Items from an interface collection

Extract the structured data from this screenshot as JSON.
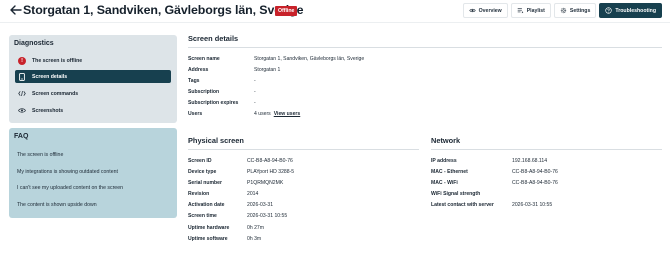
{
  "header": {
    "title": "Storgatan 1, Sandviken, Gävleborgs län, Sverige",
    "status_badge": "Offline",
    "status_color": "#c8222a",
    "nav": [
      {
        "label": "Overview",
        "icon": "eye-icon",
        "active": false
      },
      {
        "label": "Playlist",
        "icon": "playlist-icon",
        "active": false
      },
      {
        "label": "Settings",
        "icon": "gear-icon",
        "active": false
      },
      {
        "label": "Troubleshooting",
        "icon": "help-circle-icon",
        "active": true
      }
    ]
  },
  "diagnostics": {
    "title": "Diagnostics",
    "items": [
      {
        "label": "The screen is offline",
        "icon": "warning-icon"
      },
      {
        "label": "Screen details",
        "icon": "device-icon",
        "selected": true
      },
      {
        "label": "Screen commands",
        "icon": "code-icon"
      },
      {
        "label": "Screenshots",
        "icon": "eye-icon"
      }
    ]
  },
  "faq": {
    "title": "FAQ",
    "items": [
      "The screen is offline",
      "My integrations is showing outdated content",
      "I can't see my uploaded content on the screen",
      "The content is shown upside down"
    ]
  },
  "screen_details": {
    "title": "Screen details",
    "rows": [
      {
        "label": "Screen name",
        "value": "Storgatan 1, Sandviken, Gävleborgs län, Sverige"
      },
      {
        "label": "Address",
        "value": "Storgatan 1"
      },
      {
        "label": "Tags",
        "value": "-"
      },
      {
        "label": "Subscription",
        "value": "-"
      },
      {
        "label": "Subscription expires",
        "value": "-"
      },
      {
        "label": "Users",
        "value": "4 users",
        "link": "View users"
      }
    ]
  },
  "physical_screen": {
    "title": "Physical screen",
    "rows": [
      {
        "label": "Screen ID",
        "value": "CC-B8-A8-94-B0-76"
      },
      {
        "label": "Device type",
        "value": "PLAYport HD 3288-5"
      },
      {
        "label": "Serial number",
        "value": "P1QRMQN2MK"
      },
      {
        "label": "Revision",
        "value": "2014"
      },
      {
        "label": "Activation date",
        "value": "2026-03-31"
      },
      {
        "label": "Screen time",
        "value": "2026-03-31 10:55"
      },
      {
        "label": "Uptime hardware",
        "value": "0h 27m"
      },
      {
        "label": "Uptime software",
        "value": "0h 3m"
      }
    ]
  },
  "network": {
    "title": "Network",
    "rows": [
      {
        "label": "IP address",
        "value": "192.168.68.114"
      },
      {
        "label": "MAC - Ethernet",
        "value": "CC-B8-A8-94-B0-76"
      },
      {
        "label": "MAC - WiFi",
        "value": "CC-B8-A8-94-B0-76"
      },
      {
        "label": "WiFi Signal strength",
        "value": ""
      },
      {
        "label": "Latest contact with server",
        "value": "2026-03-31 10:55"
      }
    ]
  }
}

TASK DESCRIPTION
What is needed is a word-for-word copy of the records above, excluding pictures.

SOLUTION TO THIS EXERCISE
Extract the structured data from this screenshot as JSON.
{
  "header": {
    "title": "Storgatan 1, Sandviken, Gävleborgs län, Sverige",
    "status_badge": "Offline",
    "status_color": "#c8222a",
    "nav": [
      {
        "label": "Overview",
        "icon": "eye-icon",
        "active": false
      },
      {
        "label": "Playlist",
        "icon": "playlist-icon",
        "active": false
      },
      {
        "label": "Settings",
        "icon": "gear-icon",
        "active": false
      },
      {
        "label": "Troubleshooting",
        "icon": "help-circle-icon",
        "active": true
      }
    ]
  },
  "diagnostics": {
    "title": "Diagnostics",
    "items": [
      {
        "label": "The screen is offline",
        "icon": "warning-icon"
      },
      {
        "label": "Screen details",
        "icon": "device-icon",
        "selected": true
      },
      {
        "label": "Screen commands",
        "icon": "code-icon"
      },
      {
        "label": "Screenshots",
        "icon": "eye-icon"
      }
    ]
  },
  "faq": {
    "title": "FAQ",
    "items": [
      "The screen is offline",
      "My integrations is showing outdated content",
      "I can't see my uploaded content on the screen",
      "The content is shown upside down"
    ]
  },
  "screen_details": {
    "title": "Screen details",
    "rows": [
      {
        "label": "Screen name",
        "value": "Storgatan 1, Sandviken, Gävleborgs län, Sverige"
      },
      {
        "label": "Address",
        "value": "Storgatan 1"
      },
      {
        "label": "Tags",
        "value": "-"
      },
      {
        "label": "Subscription",
        "value": "-"
      },
      {
        "label": "Subscription expires",
        "value": "-"
      },
      {
        "label": "Users",
        "value": "4 users",
        "link": "View users"
      }
    ]
  },
  "physical_screen": {
    "title": "Physical screen",
    "rows": [
      {
        "label": "Screen ID",
        "value": "CC-B8-A8-94-B0-76"
      },
      {
        "label": "Device type",
        "value": "PLAYport HD 3288-5"
      },
      {
        "label": "Serial number",
        "value": "P1QRMQN2MK"
      },
      {
        "label": "Revision",
        "value": "2014"
      },
      {
        "label": "Activation date",
        "value": "2026-03-31"
      },
      {
        "label": "Screen time",
        "value": "2026-03-31 10:55"
      },
      {
        "label": "Uptime hardware",
        "value": "0h 27m"
      },
      {
        "label": "Uptime software",
        "value": "0h 3m"
      }
    ]
  },
  "network": {
    "title": "Network",
    "rows": [
      {
        "label": "IP address",
        "value": "192.168.68.114"
      },
      {
        "label": "MAC - Ethernet",
        "value": "CC-B8-A8-94-B0-76"
      },
      {
        "label": "MAC - WiFi",
        "value": "CC-B8-A8-94-B0-76"
      },
      {
        "label": "WiFi Signal strength",
        "value": ""
      },
      {
        "label": "Latest contact with server",
        "value": "2026-03-31 10:55"
      }
    ]
  }
}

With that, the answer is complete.